The average motorcycle is not as reliable compared to cars, and that is a well-known fact in the biking community. The biggest reason is that motorbikes have high revving engines, which are prone to damage from friction and heat buildup.
That’s why a motorcycle with 20,000 miles on the odometer is considered high mileage, whereas 100,000 miles or more on a car is regarded as heavy usage.
However, that’s not true of Harley Davidson motorcycles. The American motorbike company makes engines that rev between 5,000 to 6,000 RPMs, which brings them on par with cars in terms of wear.
Therefore, Harleys do not get as much wear and tear on the engine or its complementary parts as you would experience in other motorbikes. If your Harley has a problem, it’s usually due to a substandard aftermarket part or an unsolved manufacturing issue.
Cam Chain Tensioner Replacement Cost
The cam chain tensioner issue plagues some older Harley Davidson models. Fortunately, it is fixable, albeit the repair isn’t cheap. The spare parts alone cost between $400 to $800, and then you have to worry about labor costs.
It depends on your area and mechanic, but a ballpark figure for labor would be around $400 to $600. So in total, you could be spending between $800 to $1400 for cam chain tensioner replacement.
How Soon Is the Repair Needed?
Harley Davidson did not do a satisfactory job with the tensioner’s design in the initial models. As a result, bike owners suffered from cam tensioner issues, and such repairs were pretty common in the early days. The part would work well for 25k-30k miles and then malfunction.
The expensive repair would restore things for another few thousand miles, but the issue would resurface. So the engineers, back at the factory, soon came out with an easy fix. They developed a hydraulic tensioner that solved the previous issue.
The new Harley Davidson motorcycles came out with the hydraulic part, and not long after, similar replacement parts were produced for older HD motorbikes.
Trust a Mechanic or DIY?
As a motorcycle owner and riding enthusiast, you should know the ins and outs of your motorbike. That’s not necessary, but it always helps knowing more about it than the average joe.
So, if and when something goes wrong, you have a basic idea of how to approach the repair job.
However, knowing is one thing, and repairing is another, which is why DIY projects are not meant for everybody. It is advisable to pick up the tools and undo some nuts and screws only if you have some prior experience with the job or you have a manual/video guiding you every step of the way.
It is certainly a valuable way to spend your time, considering you would otherwise be spending $45-$50 and perhaps more on labor costs.
If you are the average enthusiast who puts more focus on the riding aspect than straining over repairs, then it is straight to the mechanic for you. The mechanics at a workshop are specially trained for repair jobs, and they have certifications to prove their merit. So, you can never go wrong with handing your bike over to them.
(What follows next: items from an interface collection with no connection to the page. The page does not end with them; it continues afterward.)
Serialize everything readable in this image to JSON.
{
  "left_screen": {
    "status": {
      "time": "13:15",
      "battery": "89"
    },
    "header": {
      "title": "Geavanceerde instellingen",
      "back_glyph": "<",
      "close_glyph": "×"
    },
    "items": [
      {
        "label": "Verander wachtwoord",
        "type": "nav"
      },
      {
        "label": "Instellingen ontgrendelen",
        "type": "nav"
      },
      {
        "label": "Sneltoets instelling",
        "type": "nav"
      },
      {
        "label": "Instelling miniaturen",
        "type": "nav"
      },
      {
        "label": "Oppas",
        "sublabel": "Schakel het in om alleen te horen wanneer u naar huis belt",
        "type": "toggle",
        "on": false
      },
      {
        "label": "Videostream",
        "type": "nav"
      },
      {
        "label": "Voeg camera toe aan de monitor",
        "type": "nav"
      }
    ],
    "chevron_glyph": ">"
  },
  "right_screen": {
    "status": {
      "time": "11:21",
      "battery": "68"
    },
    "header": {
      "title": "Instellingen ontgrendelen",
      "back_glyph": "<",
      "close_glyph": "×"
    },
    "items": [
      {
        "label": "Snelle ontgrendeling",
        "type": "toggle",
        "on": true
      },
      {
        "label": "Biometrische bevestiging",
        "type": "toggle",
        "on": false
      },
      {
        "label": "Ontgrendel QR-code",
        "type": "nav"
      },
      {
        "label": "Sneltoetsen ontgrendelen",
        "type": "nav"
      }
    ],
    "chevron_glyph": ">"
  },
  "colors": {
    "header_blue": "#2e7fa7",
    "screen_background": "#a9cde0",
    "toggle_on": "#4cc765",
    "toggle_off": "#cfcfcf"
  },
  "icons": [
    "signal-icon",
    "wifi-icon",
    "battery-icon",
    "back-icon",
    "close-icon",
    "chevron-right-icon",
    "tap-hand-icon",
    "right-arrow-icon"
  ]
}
But beware of mechanics who overcharge, as there are a lot of them out there. You wouldn’t want to spend a hefty amount on a repair job that would otherwise cost less. Therefore, look for good, trustable, and qualified mechanics only.
Bonus tip: Avoid going directly to dealerships as they are famous for overcharging customers. Most of the time, a good indie will do the trick and save you valuable bucks!
When Was the Part Fixed by H-D?
Cam chain tensioner failures were so common in the early Harley Davidson models that owners were less concerned about the bike’s gas consumption metrics and more worried about the part’s failure.
And that is because Harleys drink gas like there is no tomorrow. All the online forums and H-D enthusiast communities were full of such discussions.
So, Harley Davidson decided to introduce a fix, which came out in 2007. The hydraulic actuated tensioner replaced the cam chain tensioner in all the models following 2007.
Nowadays, you can find hydraulic tensioners for motorcycles belonging to the pre-2007 era.
You can find them at any Harley Davidson dealership or online store.
Harley Davidson cam chain tensioner replacement costs are quite high. Therefore, you should aim to get the hydraulic actuated replacement part for your older Harley. Otherwise, you will never be able to escape the vicious cycle of constant repairs.